The CMO role can no longer be all about brand-building. It has to change. The average CMO tenure is once again dropping, to 43 months, according to a 2019 Spencer Stuart study. To add value, the CMO role must evolve. They must be a data analyst to be able to measure performance. And they must be agile enough to spot trends and make adjustments based on those trends. Of course, to do both, Marketing must be aligned with every other team in the organization. The CMO will, in essence, need to create an ecosystem that unites EX, CX, brand, creative, and technology. When the CMO can deliver value in this way, they will be able to drive growth.
It’s Intelligence Time for AI
The dust is settling, AI is starting to play a crucial role as a CX augmentor.

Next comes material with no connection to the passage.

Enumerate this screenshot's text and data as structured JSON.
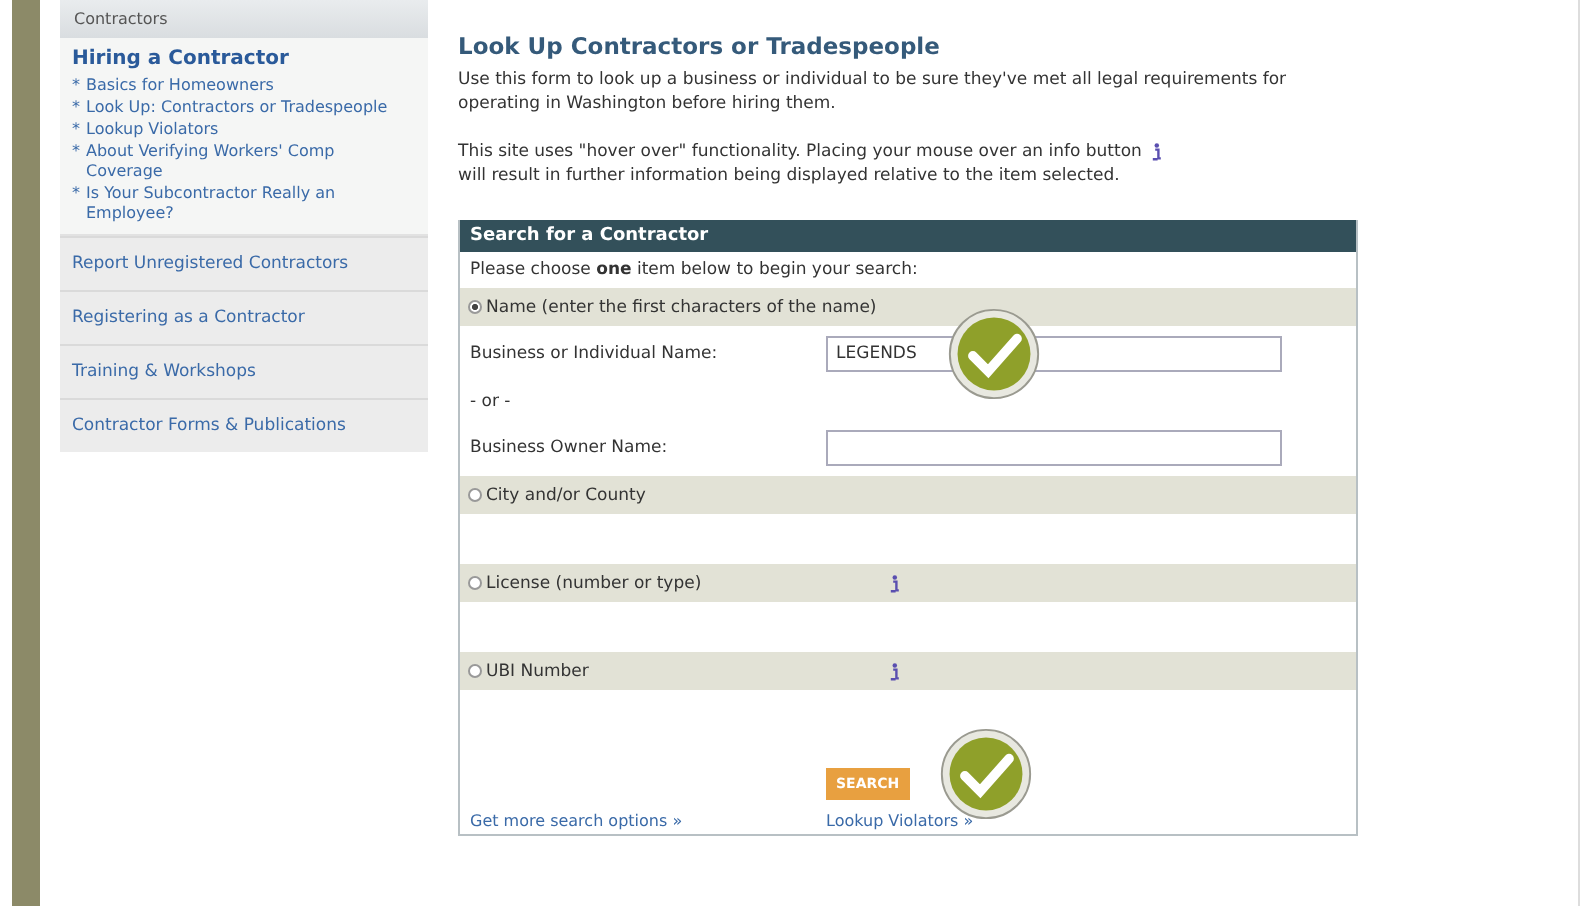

Gartner predicted that by 2020, eighty-five percent of all customer interactions would be handled with a human agent. Chances would be good that those interactions would be at the hands of a chatbot, since according to Aspect, seventy percent of respondents preferred to interact with chatbots for simple to moderate interactions and transactions.
But here’s the rub, when you engage with a chatbot for an answer, how often are you met with an FAQ response that doesn’t address the question you just asked? I know I have. And that seems to be the rule rather than the exception.
The trouble is in the intelligence.
Companies tend to have the knowledge data needed but it’s siloed throughout the organization.
Making sure AI is using one complete, centralized knowledge base is paramount. Companies must have some type of tool to gather this information into one central location so all stakeholders have access and can improve customer interactions and the overall CX. Companies must also continue to improve the knowledge base as its information repository grows. Missing pieces of a knowledge base will hurt the experience you provide to customers.
But having a centralized knowledge base is not enough.
Chatbots have to evolve into conversational AI. It’s a no-brainer really, where a chatbot falls short, conversational AI picks up. Chatbots need to work with other digital technologies to create an intelligent layer so they can dive deeper into what makes for an intelligent, personalized customer experience while driving productivity.
For AI to help drive the CX train, the time is now to make it more intelligent so it can make a bigger impact on CX.
Data is the Drug
Metrics and the right metrics will become more important than ever.
Companies will have to merge their data to create one centralized repository. Data must be centralized to drive sound digital transformation. Digital transformation drives strong digital experiences. And having the appropriate data at our fingertips is necessary to continue to improve on personalizing experiences.
Brands win when they deliver relevant, effortless, and convenient experiences that simplify customers’ lives. And, when customers perceive this value, they trust the brand, and reward it. And, growth ensues.
2020 will be the year of going all-in on CX maturity. It’s mandatory for growth. And either a company will get that and enjoy success or not, and be left in the dust.
What are your five customer experience trends for 2020 to watch? Let us know in the comments.